The scientific picture of how genes work is much more complex than people tend to think, though you’d never guess this from the newspapers. Frequently there will be an announcement suggesting a direct connection between genes and traits or conditions (‘Gene for autism finally discovered!’). One gene is said to give you brown eyes; another, blonde hair; and yet another, schizophrenia. The notion of the “selfish gene” conveys the idea that one gene works in isolation, going about its own selfish business.
It does not make sense to consider a gene in isolation as being responsible for a complex function. Genes are not so powerful. For each biological function, there is always a series of genes working together. Cooperation of genes with each other is the main operational basis of genetics, and therefore of evolution. Dawkins acknowledges a role for gene-gene interactions in The Selfish Gene, noting that ‘the effect of any one gene depends on interaction with many others.’
When saying that a gene causes X to happen, what is meant is that on the average X happens, and at a statistically reliable rate. There is always lots of variability, including individuals in whom nothing happens or even the opposite of X occurs. When thinking about genes, it is important to remember words like on “average,” “typically,” “usually,” “often,” “tend to,” and “generally”. Genes are very far from being fixed in their actions. And a large part of evolution occurs by altering regulation of genes, rather than genes themselves.
The vast majority of genes extract certain kinds of information from the upbringing and environment of the person. Genes are very good at simple if-then logic: if in a certain environment, then develop in a certain way. Complex behaviors like nurturing, especially when tied to even more complex emotions like "love," are never either genetically predetermined or environmentally produced. Gene/environment interactions are everywhere.

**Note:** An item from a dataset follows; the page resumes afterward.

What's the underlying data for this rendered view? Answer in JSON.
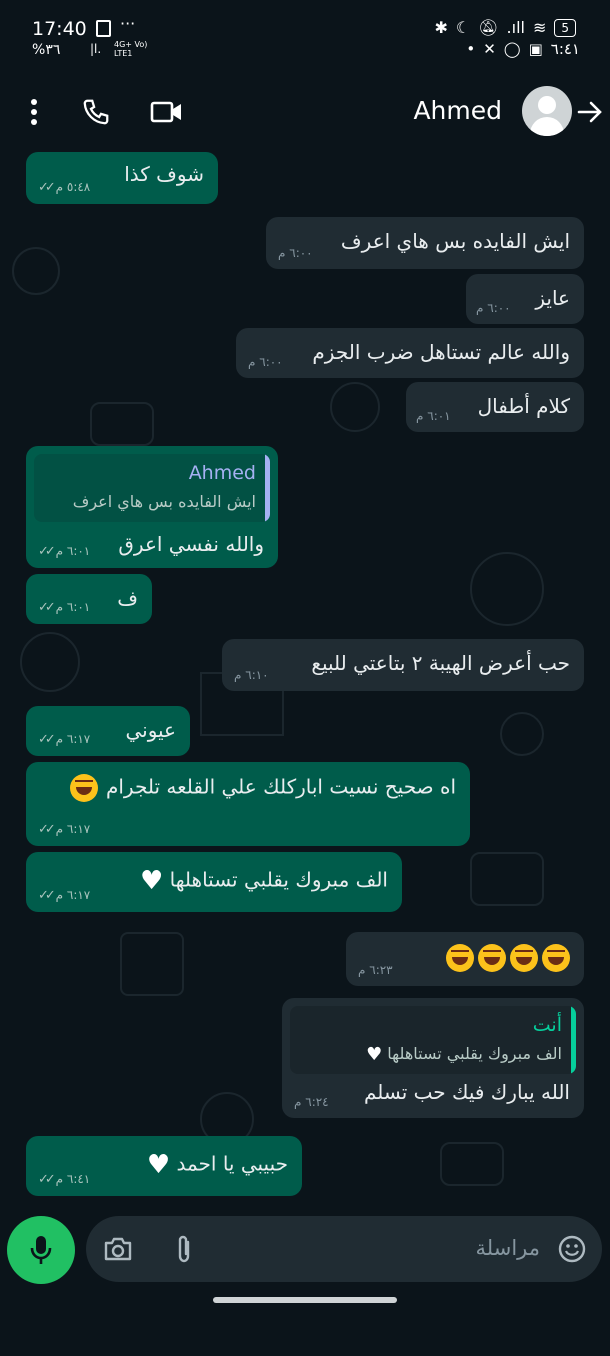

Right from birth, it’s very hard to distinguish the contribution made by nature from that of nurture. A "bad" genotype does not condemn a person to a particular behavior; for ill effects to occur, a bad environment is also required. Likewise, a "bad" environment is not a sentence; it also requires a "bad" genotype if it is to produce ill effects . The environment, as well as the genome, has an enormous influence on the personality of a child, mainly through the child's peer group. A hormone can make you nicer or nastier depending on your values. A criminal personality, even if partly genetic, is much more likely to be expressed in a criminal environment.
Even brain structures can be modified by external factors. Childhood adversity can scar everything from our DNA to our cultures, and effects can be lifelong. We haven’t evolved to be “selfish” or “altruistic” or anything else. The way a person develops can be steered and adjusted by changes in that environment along the way. It all depends on the context. Adolescence shows us that the most interesting part of the brain evolved to be shaped minimally by genes and maximally by experience.
Even something as seemingly hardwired as our physiology — cells dividing, moving, deciding their fates, and organizing into tissues and organs — is not engineered by genes alone. Biophysical events (like chemical reactions in the cells, mechanical pressures inside and on the cells, and gravity) can switch genes on and off, determining cell fate. Take taste. When mothers breastfeed their babies, tastes of the foods they have eaten are reflected in their breast milk, and their babies develop a preference for these foods. Babies “inherit” food preferences from the behavior of their mothers.
Changes wrought by one's diet, behavior, or surroundings can work their way into the germ line and persist far into the future. Thus, what you eat or smoke today could affect the health and behavior of your great-grandchildren. Increasingly, researchers are finding that an extra bit of a vitamin, a brief exposure to a toxin, even an added dose of mothering can alter the software of our genes in ways that affect an individual's body and brain for life. DNA Is Not destiny.
Nature versus nurture is a false dichotomy. It is rather nature via nurture. Genes are not puppet masters that determine one’s behavior exactly - environmental influences are sometimes less reversible than genetic ones. Any geneticist who says that he has found an influence for genes and therefore there is no role for the environment is talking bunk. And any nurtures who says that he has found an environmental factor and therefore there is no role for genes is equally talking bunk.
A more nuanced argument about human evolution is given in The Secret of Our Success by Joseph Henrich. The central argument in this book is that cultural evolution became the primary driver of our species’ genetic evolution. What has enabled us to dominate the globe, more than any other species, while remaining virtually helpless as lone individuals? The secret of our success lies not in our innate intelligence, but in our collective brains ― on the ability of human groups to socially interconnect and learn from one another over generations.
Once cultural information began to accumulate and produce cultural adaptations, the main selection pressure on genes revolved around improving our abilities to learn various skills and practices that became increasingly available in the minds of the others in one’s group. This culture-gene coevolutionary interaction creates an autocatalytic process such that no matter how big our brains get, there will always be much more cultural information in the world than any one of us can learn in a lifetime.